He’s been talking about a documentary on the migrants, Exode (Exodus), for two years. He previewed it for his mother this summer, but I didn’t get to see it myself. To be completely honest, I wasn’t sure I wanted to watch something depressing about Syrian refugees. Haven’t we all seen and read enough over the past few years?
The answer to that is: No.
No, there will never be enough said, written or filmed about the migrant crisis until it has been handled à la Olivia Pope (though maybe without the lying, intimidating and killing parts).
What Exode does brilliantly is give a human face and heart to the staggering statistics: Over one million migrants arrived in Europe last year. And though we know the reasons people are fleeing their home countries—war, poverty, oppression, devastation—it’s easy to file away with all the other unpleasant things we don’t want to think about: what’s for dinner, why our pants don’t fit anymore, Kim Kardashian being robbed.
I’m joking, but I’m also not. We’re so hyperconnected that everything we could possibly want to know (and not know) is at our fingertips at all times. It’s miraculous, really. It’s also dangerous. When facts and truth aren’t distinguishable from gossip and opinion, when news and entertainment are synonymous, we get a world where a movie star divorce gets more media coverage—and mind space—than police brutality and baby refugees. Brangelina’s separation is obviously easier to digest than the human casualties of a never-ending war, but are we toddlers who’ll choose bonbons over broccoli every time?
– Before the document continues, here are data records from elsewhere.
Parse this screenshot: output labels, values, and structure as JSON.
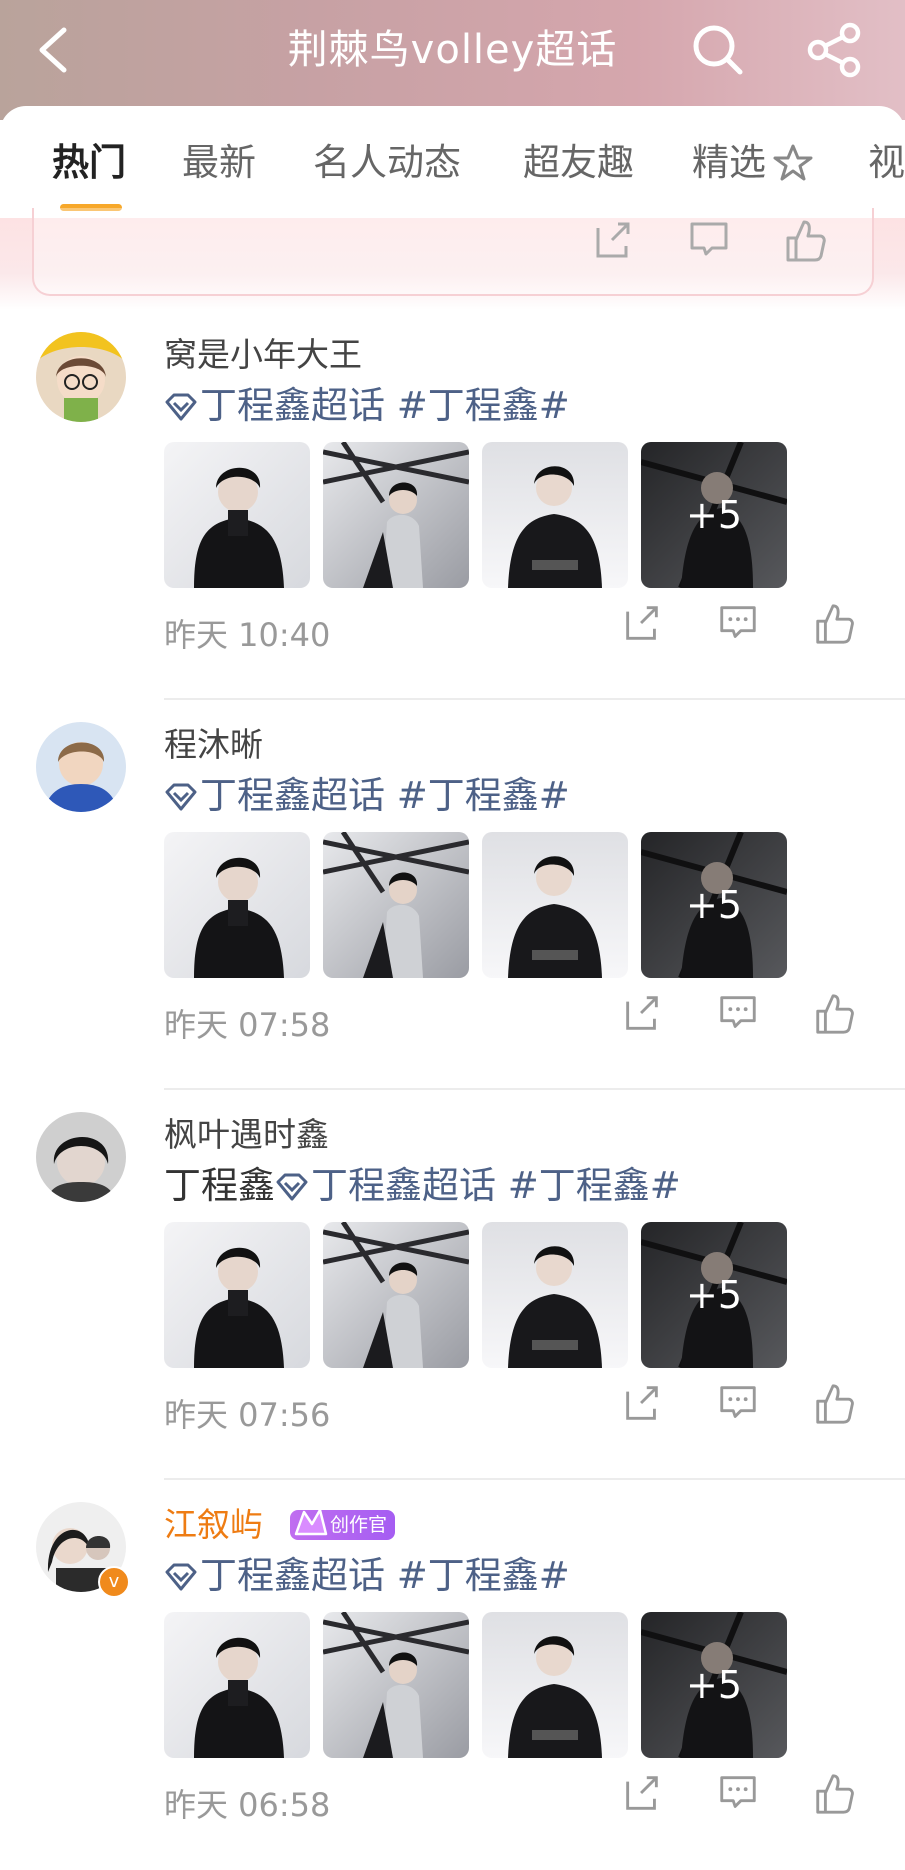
{
  "header": {
    "title": "荆棘鸟volley超话",
    "back_icon": "back-chevron-icon",
    "search_icon": "search-icon",
    "share_icon": "share-icon"
  },
  "tabs": [
    {
      "label": "热门",
      "active": true
    },
    {
      "label": "最新"
    },
    {
      "label": "名人动态"
    },
    {
      "label": "超友趣"
    },
    {
      "label": "精选"
    },
    {
      "label": "视"
    }
  ],
  "colors": {
    "accent": "#f7a82a",
    "topic": "#4d6187",
    "creator_name": "#ee7c13",
    "creator_badge": "#b066f0"
  },
  "posts": [
    {
      "username": "窝是小年大王",
      "prefix": "",
      "topic": "丁程鑫超话",
      "hashtag": "#丁程鑫#",
      "more_count": "+5",
      "time": "昨天 10:40"
    },
    {
      "username": "程沐晰",
      "prefix": "",
      "topic": "丁程鑫超话",
      "hashtag": "#丁程鑫#",
      "more_count": "+5",
      "time": "昨天 07:58"
    },
    {
      "username": "枫叶遇时鑫",
      "prefix": "丁程鑫",
      "topic": "丁程鑫超话",
      "hashtag": "#丁程鑫#",
      "more_count": "+5",
      "time": "昨天 07:56"
    },
    {
      "username": "江叙屿",
      "badge": "创作官",
      "verified": true,
      "prefix": "",
      "topic": "丁程鑫超话",
      "hashtag": "#丁程鑫#",
      "more_count": "+5",
      "time": "昨天 06:58"
    }
  ]
}
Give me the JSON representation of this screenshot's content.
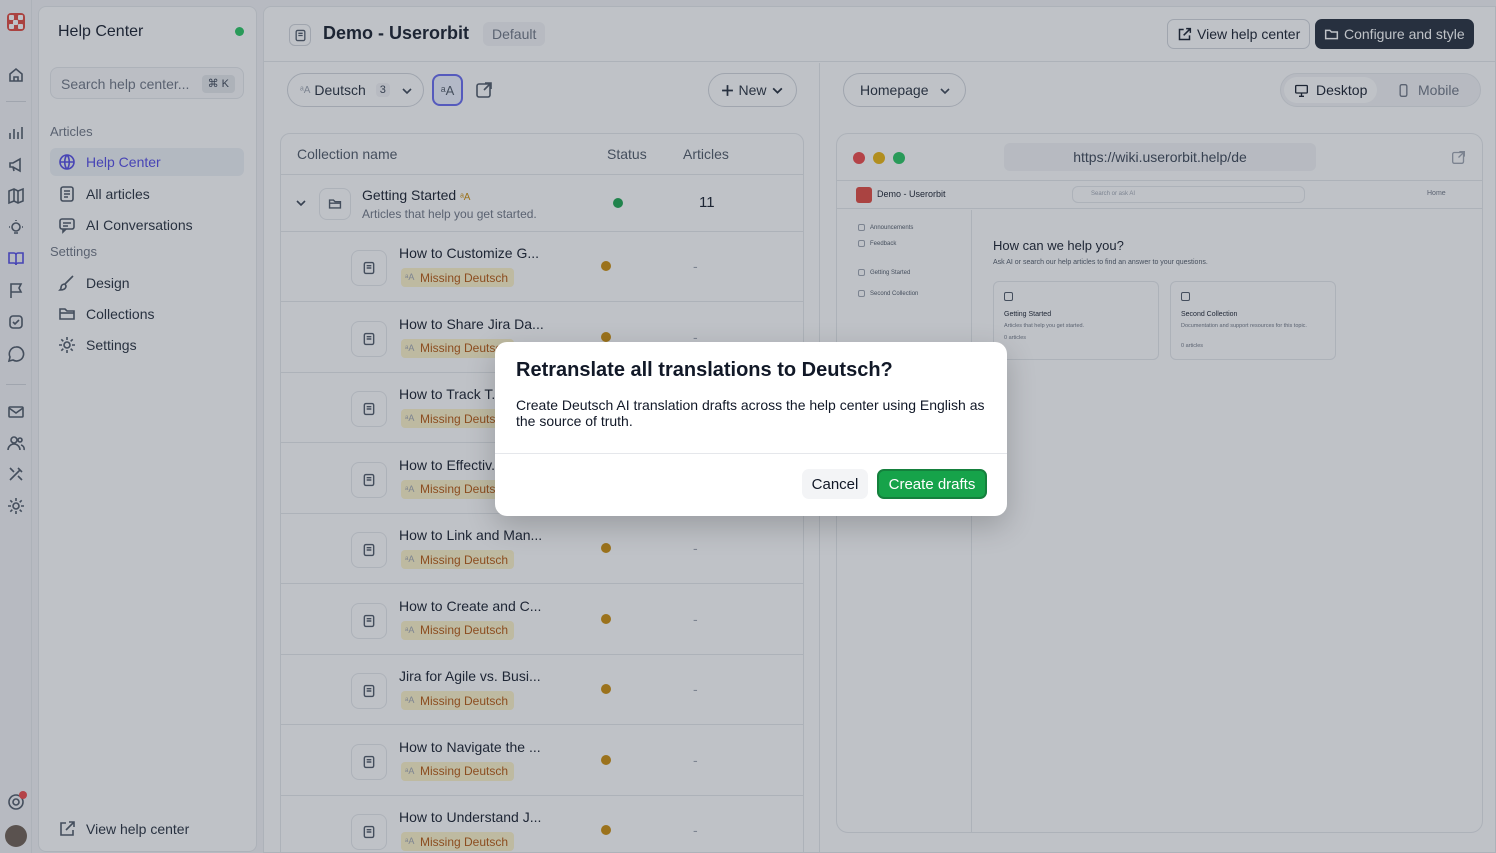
{
  "colors": {
    "accent": "#4f46e5",
    "success": "#16a34a",
    "warning": "#ca8a04",
    "brand": "#e1453a"
  },
  "sidebar": {
    "title": "Help Center",
    "search_placeholder": "Search help center...",
    "search_shortcut": "⌘ K",
    "section_articles": "Articles",
    "section_settings": "Settings",
    "items": [
      {
        "label": "Help Center",
        "icon": "globe-icon",
        "active": true
      },
      {
        "label": "All articles",
        "icon": "document-icon"
      },
      {
        "label": "AI Conversations",
        "icon": "chat-icon"
      },
      {
        "label": "Design",
        "icon": "brush-icon"
      },
      {
        "label": "Collections",
        "icon": "folder-icon"
      },
      {
        "label": "Settings",
        "icon": "gear-icon"
      }
    ],
    "footer_label": "View help center"
  },
  "header": {
    "title": "Demo - Userorbit",
    "badge": "Default",
    "view_label": "View help center",
    "configure_label": "Configure and style"
  },
  "toolbar": {
    "language": "Deutsch",
    "language_count": "3",
    "new_label": "New"
  },
  "table": {
    "col_name": "Collection name",
    "col_status": "Status",
    "col_articles": "Articles",
    "group": {
      "title": "Getting Started",
      "subtitle": "Articles that help you get started.",
      "count": "11",
      "status": "published"
    },
    "missing_label": "Missing Deutsch",
    "dash": "-",
    "rows": [
      {
        "title": "How to Customize G..."
      },
      {
        "title": "How to Share Jira Da..."
      },
      {
        "title": "How to Track T..."
      },
      {
        "title": "How to Effectiv..."
      },
      {
        "title": "How to Link and Man..."
      },
      {
        "title": "How to Create and C..."
      },
      {
        "title": "Jira for Agile vs. Busi..."
      },
      {
        "title": "How to Navigate the ..."
      },
      {
        "title": "How to Understand J..."
      }
    ]
  },
  "preview": {
    "page_select": "Homepage",
    "desktop": "Desktop",
    "mobile": "Mobile",
    "url": "https://wiki.userorbit.help/de",
    "site_name": "Demo - Userorbit",
    "search_placeholder": "Search or ask AI",
    "home_link": "Home",
    "nav": [
      "Announcements",
      "Feedback",
      "Getting Started",
      "Second Collection"
    ],
    "hero_title": "How can we help you?",
    "hero_subtitle": "Ask AI or search our help articles to find an answer to your questions.",
    "cards": [
      {
        "title": "Getting Started",
        "desc": "Articles that help you get started.",
        "count": "0 articles"
      },
      {
        "title": "Second Collection",
        "desc": "Documentation and support resources for this topic.",
        "count": "0 articles"
      }
    ]
  },
  "dialog": {
    "title": "Retranslate all translations to Deutsch?",
    "body": "Create Deutsch AI translation drafts across the help center using English as the source of truth.",
    "cancel": "Cancel",
    "confirm": "Create drafts"
  }
}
Are we hoping that if we bury our heads in brainless entertainment, the people begging for help on our doorsteps will just go away?
I urge everyone to watch Exode tonight and think about what it means to live in such glorious excess while remaining blissfully unaware of the human cost of that willful ignorance. I couldn’t stop thinking about our luxurious Greek vacation this summer, my complaints about having to take a 6am ferry, when a few islands over, families just like ours were crossing the cold, choppy waters in an overloaded dinghy to wind up in a camp without enough food and supplies for everyone. All before they left by foot, babies in tow, to reach a Europe that was trying to keep them out.
Yes, you’ll feel wrung out after the film, but you’ll also feel closer to your humanity and moved to make this world better. I know not everyone has Canal+, but if you do or someone you know does, please watch this extraordinary film. I hope it will soon get wider distribution because I believe everyone in the world needs to see it. Exode has deeply affected and changed me—and it will you, too.